§ Given data:
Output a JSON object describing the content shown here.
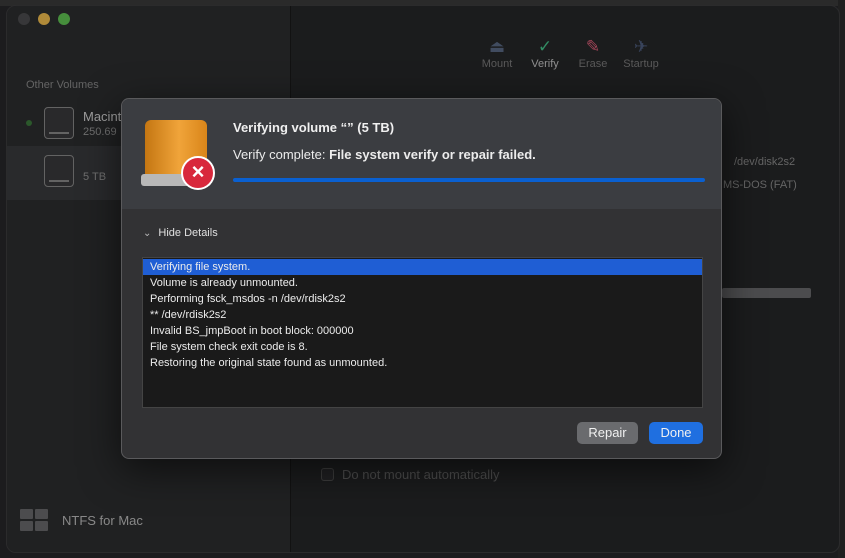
{
  "sidebar": {
    "section_title": "Other Volumes",
    "volumes": [
      {
        "name": "Macint",
        "size": "250.69"
      },
      {
        "name": "",
        "size": "5 TB"
      }
    ],
    "brand": "NTFS for Mac"
  },
  "toolbar": {
    "items": [
      {
        "label": "Mount",
        "icon": "mount-icon"
      },
      {
        "label": "Verify",
        "icon": "checkmark-icon"
      },
      {
        "label": "Erase",
        "icon": "eraser-icon"
      },
      {
        "label": "Startup",
        "icon": "startup-icon"
      }
    ]
  },
  "main": {
    "device": "/dev/disk2s2",
    "format": "MS-DOS (FAT)",
    "checkbox_label": "Do not mount automatically"
  },
  "dialog": {
    "title": "Verifying volume “” (5 TB)",
    "status_prefix": "Verify complete:",
    "status_bold": "File system verify or repair failed.",
    "progress": 1.0,
    "details_label": "Hide Details",
    "log": [
      "Verifying file system.",
      "Volume is already unmounted.",
      "Performing fsck_msdos -n /dev/rdisk2s2",
      "** /dev/rdisk2s2",
      "Invalid BS_jmpBoot in boot block: 000000",
      "File system check exit code is 8.",
      "Restoring the original state found as unmounted."
    ],
    "repair_label": "Repair",
    "done_label": "Done"
  },
  "colors": {
    "accent": "#1f6fe0",
    "error": "#d8283c",
    "selection": "#1f5ed4"
  }
}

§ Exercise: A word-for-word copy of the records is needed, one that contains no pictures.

§ Answer section:
Output a JSON object describing the content shown here.
{
  "sidebar": {
    "section_title": "Other Volumes",
    "volumes": [
      {
        "name": "Macint",
        "size": "250.69"
      },
      {
        "name": "",
        "size": "5 TB"
      }
    ],
    "brand": "NTFS for Mac"
  },
  "toolbar": {
    "items": [
      {
        "label": "Mount",
        "icon": "mount-icon"
      },
      {
        "label": "Verify",
        "icon": "checkmark-icon"
      },
      {
        "label": "Erase",
        "icon": "eraser-icon"
      },
      {
        "label": "Startup",
        "icon": "startup-icon"
      }
    ]
  },
  "main": {
    "device": "/dev/disk2s2",
    "format": "MS-DOS (FAT)",
    "checkbox_label": "Do not mount automatically"
  },
  "dialog": {
    "title": "Verifying volume “” (5 TB)",
    "status_prefix": "Verify complete:",
    "status_bold": "File system verify or repair failed.",
    "progress": 1.0,
    "details_label": "Hide Details",
    "log": [
      "Verifying file system.",
      "Volume is already unmounted.",
      "Performing fsck_msdos -n /dev/rdisk2s2",
      "** /dev/rdisk2s2",
      "Invalid BS_jmpBoot in boot block: 000000",
      "File system check exit code is 8.",
      "Restoring the original state found as unmounted."
    ],
    "repair_label": "Repair",
    "done_label": "Done"
  },
  "colors": {
    "accent": "#1f6fe0",
    "error": "#d8283c",
    "selection": "#1f5ed4"
  }
}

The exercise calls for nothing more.